The joint venture is one of the forms of the strategic alliance. It can be considered a temporary partnership that brings together two or more parties to undertake a given business. The fundamental difference between the joint venture and the strategic alliance lies in the relationship they share and the nature of both companies. Joint venture relationships often involve complex tax and competition issues, which require the support of lawyers familiar with these areas. Our lawyers help analyze entity choice, liability, governance and competition law, which often occur in the development of these relationships, and work closely with recognized tax shops for all tax matters. While partners must offer complementary goals and skills, both partners must believe that they can trust each other and that mutual commitment is a reality. Mr Cullen said: “A common theme among managers from failed and successful strategic alliances is the importance of building mutual trust and commitment between partners. No matter how beneficial and logical the business may seem to both parties. Without trust and commitment, the alliance will fail completely, or it will not exploit its strategic potential. There are many ways for a company to gain and maintain commitment and trust in cooperation. The revelation of goals and intentions is a decisive step towards building trust.

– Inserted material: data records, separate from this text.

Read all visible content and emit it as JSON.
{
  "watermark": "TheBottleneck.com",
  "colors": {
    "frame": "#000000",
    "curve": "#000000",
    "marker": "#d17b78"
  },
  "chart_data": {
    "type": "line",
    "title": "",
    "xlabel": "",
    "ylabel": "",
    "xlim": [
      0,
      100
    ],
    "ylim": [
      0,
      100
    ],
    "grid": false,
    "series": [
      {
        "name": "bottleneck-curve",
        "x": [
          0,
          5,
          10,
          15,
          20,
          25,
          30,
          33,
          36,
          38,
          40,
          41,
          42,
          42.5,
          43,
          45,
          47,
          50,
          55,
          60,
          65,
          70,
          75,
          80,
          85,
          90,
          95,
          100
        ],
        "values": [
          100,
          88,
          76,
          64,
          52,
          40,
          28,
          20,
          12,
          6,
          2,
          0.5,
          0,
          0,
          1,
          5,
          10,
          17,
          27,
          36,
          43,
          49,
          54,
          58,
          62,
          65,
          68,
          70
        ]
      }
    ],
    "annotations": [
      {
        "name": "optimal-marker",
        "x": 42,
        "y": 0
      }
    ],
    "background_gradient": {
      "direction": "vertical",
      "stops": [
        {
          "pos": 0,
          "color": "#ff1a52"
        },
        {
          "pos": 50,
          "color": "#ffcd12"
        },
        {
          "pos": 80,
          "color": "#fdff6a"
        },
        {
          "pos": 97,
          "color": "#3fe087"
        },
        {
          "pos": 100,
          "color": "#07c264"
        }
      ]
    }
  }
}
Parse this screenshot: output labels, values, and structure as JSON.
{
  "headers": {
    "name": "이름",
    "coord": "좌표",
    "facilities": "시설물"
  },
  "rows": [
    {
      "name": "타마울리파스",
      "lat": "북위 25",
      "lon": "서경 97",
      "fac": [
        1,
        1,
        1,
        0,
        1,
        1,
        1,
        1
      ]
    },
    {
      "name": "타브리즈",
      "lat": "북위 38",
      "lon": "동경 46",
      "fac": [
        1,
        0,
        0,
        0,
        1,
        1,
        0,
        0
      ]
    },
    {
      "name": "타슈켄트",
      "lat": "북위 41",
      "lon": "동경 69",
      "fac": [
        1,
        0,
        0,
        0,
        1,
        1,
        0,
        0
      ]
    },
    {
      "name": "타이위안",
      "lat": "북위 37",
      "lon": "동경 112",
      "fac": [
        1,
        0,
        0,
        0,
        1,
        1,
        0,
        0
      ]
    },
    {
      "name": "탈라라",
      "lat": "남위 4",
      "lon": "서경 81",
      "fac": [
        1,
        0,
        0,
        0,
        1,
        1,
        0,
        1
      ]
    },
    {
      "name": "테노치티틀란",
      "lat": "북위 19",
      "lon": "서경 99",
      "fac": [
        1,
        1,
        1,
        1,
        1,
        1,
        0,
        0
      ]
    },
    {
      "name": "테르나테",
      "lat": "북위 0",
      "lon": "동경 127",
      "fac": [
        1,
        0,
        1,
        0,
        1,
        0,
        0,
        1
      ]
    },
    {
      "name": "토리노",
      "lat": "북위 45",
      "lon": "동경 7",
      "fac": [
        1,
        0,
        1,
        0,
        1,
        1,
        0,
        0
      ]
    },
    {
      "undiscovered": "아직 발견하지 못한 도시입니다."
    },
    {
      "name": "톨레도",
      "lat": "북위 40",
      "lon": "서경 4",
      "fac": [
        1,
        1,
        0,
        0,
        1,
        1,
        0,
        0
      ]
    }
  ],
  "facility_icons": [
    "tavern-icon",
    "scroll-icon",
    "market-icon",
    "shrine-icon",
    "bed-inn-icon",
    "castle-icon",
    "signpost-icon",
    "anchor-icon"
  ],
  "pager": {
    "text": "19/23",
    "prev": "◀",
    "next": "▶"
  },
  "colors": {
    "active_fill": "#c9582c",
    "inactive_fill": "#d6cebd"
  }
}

Joint venture partners will outline their missions and objectives. The two parties share the right to manage the business, the right to profits and the obligation to share losses. The contract shall also determine the date of the end of the joint venture. We have experience in all aspects of the work of the joint venture, from structuring and financing to day-to-day operations to the dissolution of the joint venture itself, which ensures an adequate allocation of liabilities and risks and incorporates proven dispute resolution mechanisms. We also have experience in representing certain joint ventures in Switzerland and abroad, majority and minority shareholders, investors who contribute intellectual property, as well as “Sweat Equity”.